A. Well for one, the Path of Entry exhibition at The Wiregrass Museum of Art sadly had to be postponed! I also was looking forward to a solo show in Missoula, Montana, that has also been pushed back to next year. Otherwise: I do still (for now) have a residency on the books for later this summer. Given that it is a remote and solo residency, it is more socially distanced than my present life, so I hope it’ll still be workable to take advantage of that residency.

Of course, I do worry for arts institutions across the country and what this economic downturn and period of prolonged closures might mean for them and associated arts workers. I am so proud of our creative community’s resilience and inventiveness during this time, though, and I’m cautiously optimistic for what’s next: how we reinvent and adapt our practices and institutions to changing conditions.

Youth Art Education Policy

Outside of tours, family days, and open house events, individuals who are not enrolled in a class are not allowed in WMA classrooms except by written permission of the Executive Director. Parents may not join children in the classroom during instruction times in order to ensure an atmosphere conductive to creativity. It is important to limit the number of adults to keep the focus on the kids, their learning, and to accommodate limited seating in the studio. Parents are welcome to stay in the museum during class but must remain outside of the classroom during instruction time.

Museum educators are experienced in creating positive learning environments for all ages and are required to go through a background check to ensure the safety of our students. Parents and guardians are encouraged to visit the studio at the end of class to see what their child has created. All docents and volunteers working with children are also required to go through background checks.

Thank you for understanding our policy and priority on the safety and well-being of participating students.

Refund Policy

The Wiregrass Museum of Art may cancel any class with insufficient enrollment; students will be notified and given a full refund. If a student withdraws at least 1 week before the class begins, he/she will be refunded for the full cost of the class. If a student withdraws 24 hours before the class begins, he/she will be refunded for half the cost of the class. There are no refunds after the start date of class, and membership fees are nonrefundable. Students are not enrolled until complete payment is received.

Terms and Conditions

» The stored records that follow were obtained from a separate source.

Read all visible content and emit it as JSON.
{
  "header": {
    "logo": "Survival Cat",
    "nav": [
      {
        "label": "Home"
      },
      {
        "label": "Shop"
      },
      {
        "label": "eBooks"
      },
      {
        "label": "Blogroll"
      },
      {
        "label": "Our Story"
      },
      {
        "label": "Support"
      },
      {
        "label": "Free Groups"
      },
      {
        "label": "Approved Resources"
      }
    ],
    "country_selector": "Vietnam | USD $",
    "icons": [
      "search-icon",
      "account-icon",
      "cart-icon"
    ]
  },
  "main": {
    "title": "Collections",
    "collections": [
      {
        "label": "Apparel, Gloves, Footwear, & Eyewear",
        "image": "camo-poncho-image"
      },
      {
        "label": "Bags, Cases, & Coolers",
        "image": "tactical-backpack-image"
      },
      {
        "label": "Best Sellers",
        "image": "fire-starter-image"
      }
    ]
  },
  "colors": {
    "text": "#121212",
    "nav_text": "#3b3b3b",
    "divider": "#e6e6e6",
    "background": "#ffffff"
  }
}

The Wiregrass Museum of Art reserves the right to photograph and reproduce chosen works publication, publicity, and educational purposes. Participation in this exhibition shall be an agreement on the part of the artist to these conditions. The museum reserves the right to exclude works submitted without appropriate preparation (documentation, mounting hardware, suitable frame/mat, etc.), or which are damaged or incomplete. The museum is not responsible for the safekeeping of any works left in its care ninety (90) days after the close of the exhibition.